6. Scientists move towards stem cell therapy trials to mend shattered bones
7. U-M scientists develop tool to probe role of oxidative stress in aging, disease
8. Scientists Show Stem Cells Dont Cause Cancer
9. Microbial cheaters help scientists ID social genes
10. Scientists solve structure of gene regulator that plays key role in cancer
11. VEGF Neutralization Can Damage Brain Vessels, Say Schepens Eye Research Institute Scientists
Post Your Comments:
(Date:11/26/2015)... ... November 26, 2015 , ... Patients at Serenity ... have come together on Thanksgiving Day to share the things that they are ... the Serenity Point YouTube channel, patients displayed what they wrote on index cards, ...
(Date:11/26/2015)... (PRWEB) , ... November 26, 2015 , ... ... a real-time eReferral system for diagnostic imaging in the Waterloo region. Using the ... and Nuclear Medicine tests directly from their electronic medical record (EMR) without the ...
(Date:11/26/2015)... ... , ... The Catalent Applied Drug Delivery Institute today announced ... form selection in early phase drug development. The first of these is to ... the UK’s emerging life sciences companies, corporate partners, and investors, at Milton Park, ...
(Date:11/26/2015)... ... November 26, 2015 , ... PRMA Plastic Surgery is updating their record books ... their 6,000th free flap breast reconstruction surgery! , “What an accomplishment for the PRMA ... rebuild lives and it’s an honor to have served all of these women.” , ...
(Date:11/26/2015)... ... 26, 2015 , ... Pixel Film Studios brings Final Cut ... Vintage.

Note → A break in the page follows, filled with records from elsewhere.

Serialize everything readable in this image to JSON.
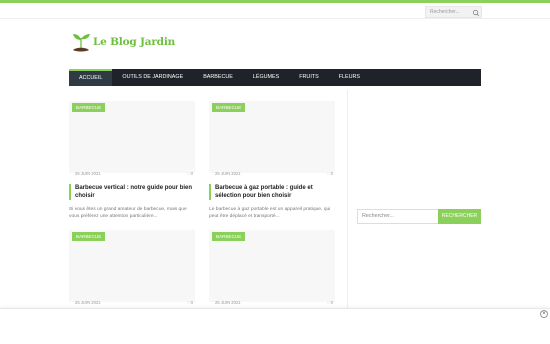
{
  "topbar": {
    "search_placeholder": "Rechercher...",
    "search_icon": "search-icon"
  },
  "logo": {
    "text": "Le Blog Jardin",
    "icon": "sprout-icon",
    "color": "#6dbf3f"
  },
  "nav": {
    "items": [
      "ACCUEIL",
      "OUTILS DE JARDINAGE",
      "BARBECUE",
      "LÉGUMES",
      "FRUITS",
      "FLEURS"
    ],
    "active": "ACCUEIL"
  },
  "cards": [
    {
      "tag": "Barbecue",
      "date": "25 JUIN 2021",
      "comments": "0",
      "title": "Barbecue vertical : notre guide pour bien choisir",
      "excerpt": "Si vous êtes un grand amateur de barbecue, mais que vous préférez une attention particulière..."
    },
    {
      "tag": "Barbecue",
      "date": "25 JUIN 2021",
      "comments": "0",
      "title": "Barbecue à gaz portable : guide et sélection pour bien choisir",
      "excerpt": "Le barbecue à gaz portable est un appareil pratique, qui peut être déplacé et transporté..."
    },
    {
      "tag": "Barbecue",
      "date": "25 JUIN 2021",
      "comments": "0"
    },
    {
      "tag": "Barbecue",
      "date": "25 JUIN 2021",
      "comments": "0"
    }
  ],
  "sidebar": {
    "search_placeholder": "Rechercher...",
    "search_button": "RECHERCHER"
  },
  "ad": {
    "close_label": "×"
  },
  "colors": {
    "accent": "#8bd05a",
    "nav_bg": "#1d2329"
  }
}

This newly styled ProTrailer pack comes with 30 all-new vintage-inspired designs, with ... users limitless opportunities to stylize and create designs quickly and easily, all within ...
Breaking Medicine News(10 mins):
(Date:11/26/2015)... , November 26, 2015 ... the "Self Administration of High Viscosity Drugs" ... ) has announced the addition of the ... report to their offering. --> Research ... addition of the "Self Administration of High ...
(Date:11/25/2015)... , Nov. 26, 2015  The total global healthcare industry ... over 2015-2016. Latin America has the ... , (excluding Japan ), is second with ... continues to face increased healthcare expenditure. In 2013-2014, total government ... from 43.5% in 2008-2009 to 41.2% in 2013-2014. In real ...
(Date:11/25/2015)... , Nov. 25, 2015 On Tuesday, ... federal bellwether trial against Wright Medical Technology, Inc. ... their Conserve metal-on-metal hip implant device, awarded $11 ... a two week trial and three days of ... hip device was defectively designed and unreasonably dangerous, ...
Breaking Medicine Technology: